Tuesday, September 23, 2008

Thanksgiving on a Budget

How to Have Thanksgiving on a Budget

By Susan Dunn, M.A., The EQ Coach

I'm delighted that this article has been chosen for the November issue of the Key Biscayne Magazine. Since we're all feeling the squeeze right now, with gas prices up, stock market reeling, and unemployment rising, this is good information for you to have.


Yes, it's the time of abundance, but if you're on a budget, stick to it and avoid some stress and guilt. It's the emotionally intelligent thing to do!

Holidayorganizer.com has some great savings tips, and I've added a few of my own.

1. Know your portions.

It's tempting to have a big, beautiful bird, but it's more sensible to buy only as much as you'll need for your family. The formula is 1 lb. per person. If you want leftovers, 1.5-2.0 lbs. per person.

2. Take good care of the bird right after dinner.

If you'll take the time to remove the meat and wrap it carefully in saran wrap or air-tight containers, it will remain nice and moist and tempting for the next meals. For the immediate next dinner, place the turkey in a plastic container, put a piece of waxed paper and then put some wet paper towels atop that. Keeps it nice and moist for sandwiches the next night.

3. Plan your leftovers.

Get those recipes ready.

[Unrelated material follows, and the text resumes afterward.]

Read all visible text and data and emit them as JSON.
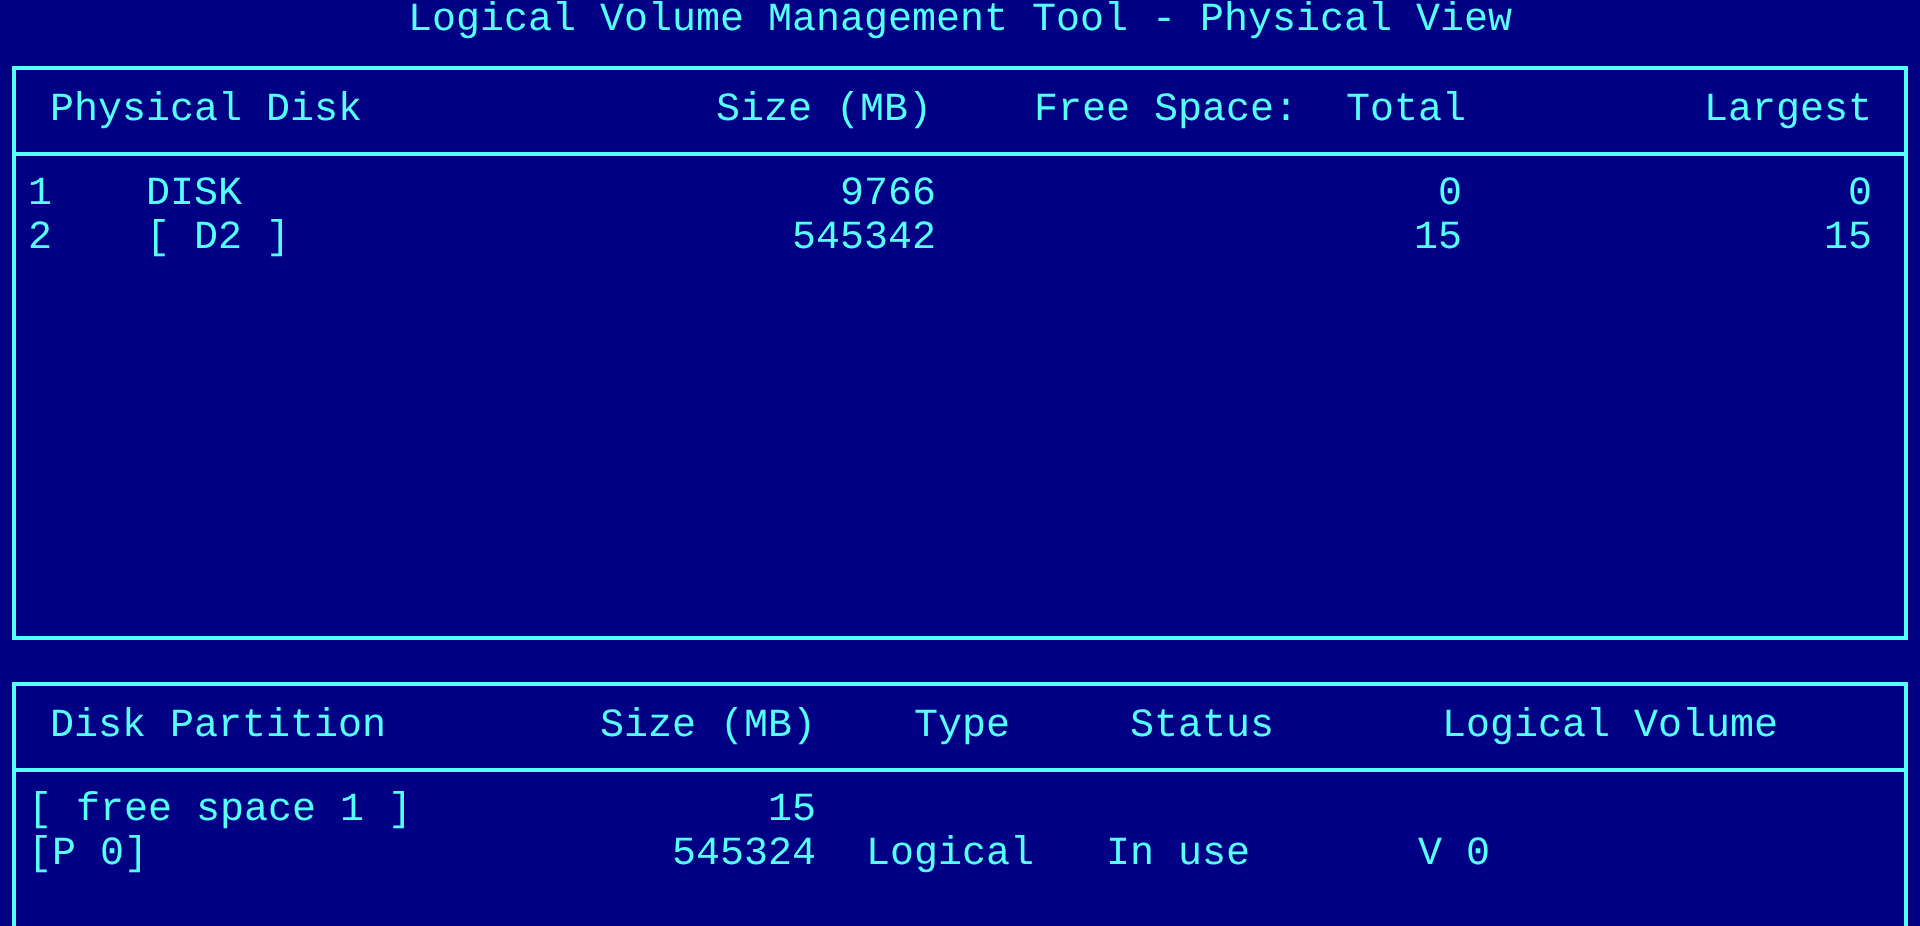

The meal's good just warmed over for the next night, as long as the gravy holds, but after that there's Turkey Tetrazzini, turkey soup, turkey hash. Rotate it with other meals. (Don't refreeze once-frozen turkey.) Try a variety of flavors to go with the turkey. Turkey Tetrazzini is bland. Try your own version of Eggs Benedict, using turkey instead of Canadian bacon. The hollandaise will add a zip. Make King Ranch Chicken (aka Turkey) with hot sauce. They won't even know it's turkey! End with cold turkey salad; the mayonnaise will moisten it. Or Turkey soup - google for recipes, there are tons. Some people even use the bones for stock for this.

4. Grocery shop the day after Thanksgiving.

Bargain-o-rama. Have you ever been? Surplus fresh turkeys at pennies on the dollar, bakery items, breads, fresh yams. Clean out your freeze and get ready. So ... shop for your Christmas meal the day after Thanksgiving!

5. Pay for convenience when it counts.

I like to buy throwaway aluminum pans to cook the turkey in. It's just such a mess to clean up afterwards. My sister buys gravy from the catering shop; an indulgence, but worth it to her. Many young brides find gravy to be the most challenging thing, so it can be a great stress remover, because don't we all live for the gravy!!

6. Consider alternatives.

Make your own pie crust and bread. Unless you live in sweet potato country, canned yams or sweet potatoes are a better bet than fresh. Pre-baked breads are often sacrificed as loss leaders and with the rest of the spread, people don't really care. Pumpkin filling mix, often on sale, is cheaper than buying canned pumpkin and adding evaporated milk and eggs.

7. Make your own stuffing.

That's never on sale! Start on your stuffing mix now. Easy as pie! When your loaf of bread is getting old, put the last pieces on a cookie sheet and put it in the oven. Warm at 350 for 5 mins., then turn off. Leave the bread there to dry out. Put into baggies and save. Keep doing this. If you like cornbread stuffing, start planning lots of chili and cornbread meals! When it's time to make the stuffing, crush the dried bread (still in the bag) with a rolling pin and it'll look and act just like the storebought mix.

8. Decorations? Festive wear?

Shop at Goodwill right now. I'm a thrifty shopper and I always find thematic sweaters at my local Goodwill. Next tip -- If you didn't do it last year, do it this year. Go out the day after Thanksgiving and pick up all those napkins, tableware, ceramic centerpieces and cute decorations for a pittance. If you like a holiday sweater or t-shirt, check those sales out too. And don't let Madison Avenue jerk you around with the change of color-scheme every year. Choose one you like and stick with it!

9. Don't forget about potluck.

Most people who are guests at your table for Thanksgiving, would actually love to bring something so they feel they've contributed and are part of the holiday. And we all secretly feel "it wouldn't be Thanksgiving without XXX," so give them the chance to bring what means Thanksgiving to them. My daughter-in-law's Mom and Dad have pecan trees in the back yard, so they always bring the pecan pie, and what a savings that is!

10. Trompe l'oeil, it's called in France -- fool the eye.

My grandmother taught me this one. She mashed the potatoes and then put dollops of butter on top to melt -- for the eye. Splurge maybe on one item, for instance, some of the stores sell molded butter in holiday shapes. This can sure dress up the brown'n'bake rolls!

© Susan Dunn, the EQ Coach, helps clients develop their emotional intelligence and personal foundation for more health, success and happiness. Visit her on the web at http://www.susandunn.cc/ and mailto:sdunn@susandunn.cc for FREE ezine.

Add to My Yahoo!

No comments: